#### WORK ORDER
Scan the entries for the string "title" and give the number of lines that have it, nothing further.

== Segment start ==

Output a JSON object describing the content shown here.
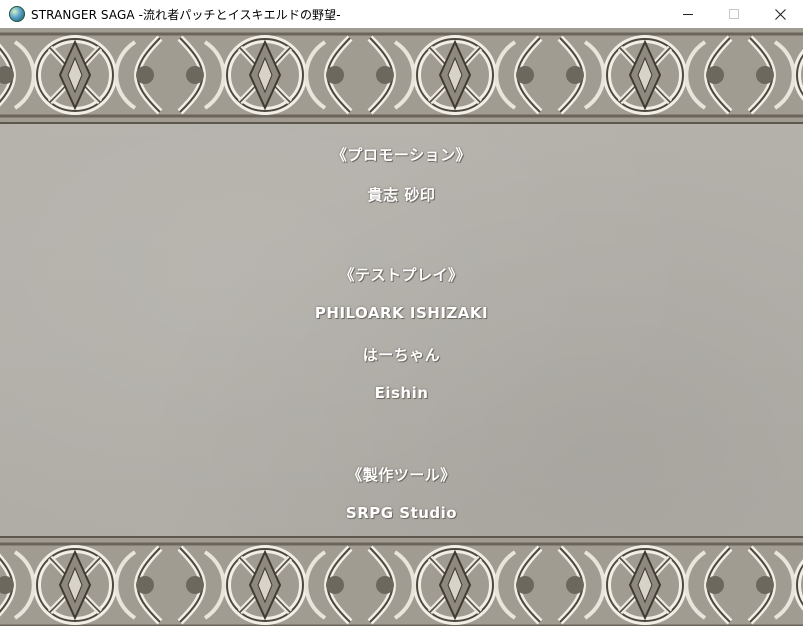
{
  "window": {
    "title": "STRANGER SAGA -流れ者パッチとイスキエルドの野望-",
    "icon": "globe-icon",
    "controls": [
      "minimize-icon",
      "maximize-icon",
      "close-icon"
    ]
  },
  "colors": {
    "background_stone": "#b3b0aa",
    "border_dark": "#5d584e",
    "text": "#ffffff"
  },
  "credits": [
    {
      "text": "《プロモーション》",
      "kind": "heading"
    },
    {
      "text": "貴志 砂印",
      "kind": "name"
    },
    {
      "text": "《テストプレイ》",
      "kind": "heading"
    },
    {
      "text": "PHILOARK ISHIZAKI",
      "kind": "name"
    },
    {
      "text": "はーちゃん",
      "kind": "name"
    },
    {
      "text": "Eishin",
      "kind": "name"
    },
    {
      "text": "《製作ツール》",
      "kind": "heading"
    },
    {
      "text": "SRPG Studio",
      "kind": "name"
    }
  ]
}
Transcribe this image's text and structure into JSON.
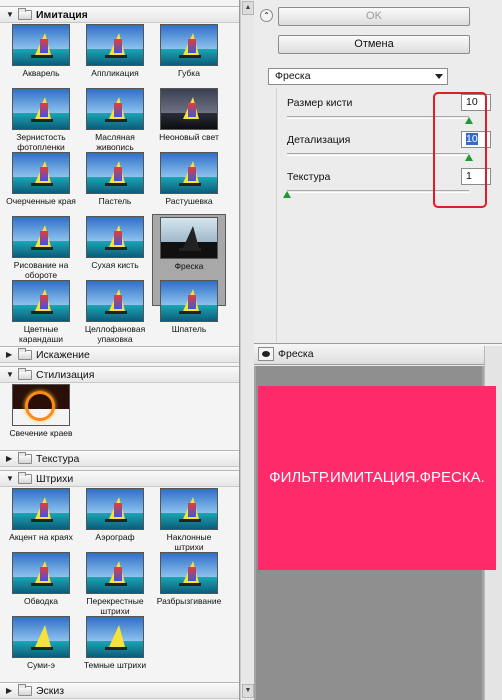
{
  "categories": {
    "imitation": {
      "label": "Имитация"
    },
    "distortion": {
      "label": "Искажение"
    },
    "stylize": {
      "label": "Стилизация"
    },
    "texture": {
      "label": "Текстура"
    },
    "strokes": {
      "label": "Штрихи"
    },
    "sketch": {
      "label": "Эскиз"
    }
  },
  "imitation_filters": [
    "Акварель",
    "Аппликация",
    "Губка",
    "Зернистость фотопленки",
    "Масляная живопись",
    "Неоновый свет",
    "Очерченные края",
    "Пастель",
    "Растушевка",
    "Рисование на обороте",
    "Сухая кисть",
    "Фреска",
    "Цветные карандаши",
    "Целлофановая упаковка",
    "Шпатель"
  ],
  "stylize_filters": [
    "Свечение краев"
  ],
  "strokes_filters": [
    "Акцент на краях",
    "Аэрограф",
    "Наклонные штрихи",
    "Обводка",
    "Перекрестные штрихи",
    "Разбрызгивание",
    "Суми-э",
    "Темные штрихи"
  ],
  "buttons": {
    "ok": "OK",
    "cancel": "Отмена"
  },
  "filter_select": {
    "value": "Фреска"
  },
  "params": {
    "brush_size": {
      "label": "Размер кисти",
      "value": "10",
      "slider": 1.0
    },
    "detail": {
      "label": "Детализация",
      "value": "10",
      "slider": 1.0
    },
    "texture": {
      "label": "Текстура",
      "value": "1",
      "slider": 0.0
    }
  },
  "preview": {
    "title": "Фреска",
    "caption": "ФИЛЬТР.ИМИТАЦИЯ.ФРЕСКА."
  },
  "icons": {
    "collapse": "double-chevron-up-icon",
    "eye": "eye-icon",
    "dropdown": "chevron-down-icon"
  },
  "colors": {
    "highlight": "#e01d25",
    "slider_knob": "#1b9b2e",
    "caption_bg": "#ff2a6a"
  }
}
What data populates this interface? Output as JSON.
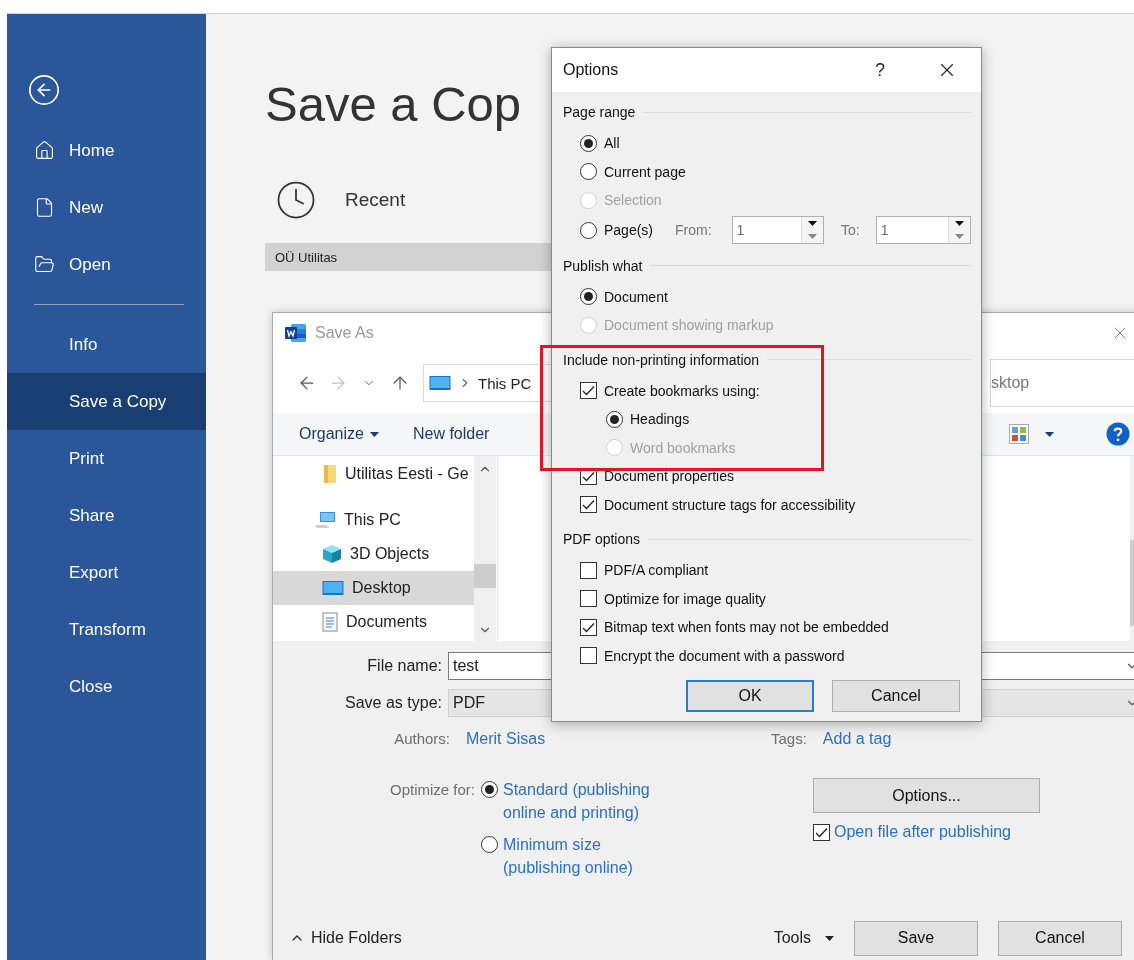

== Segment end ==

#### EXERCISE RESULT
2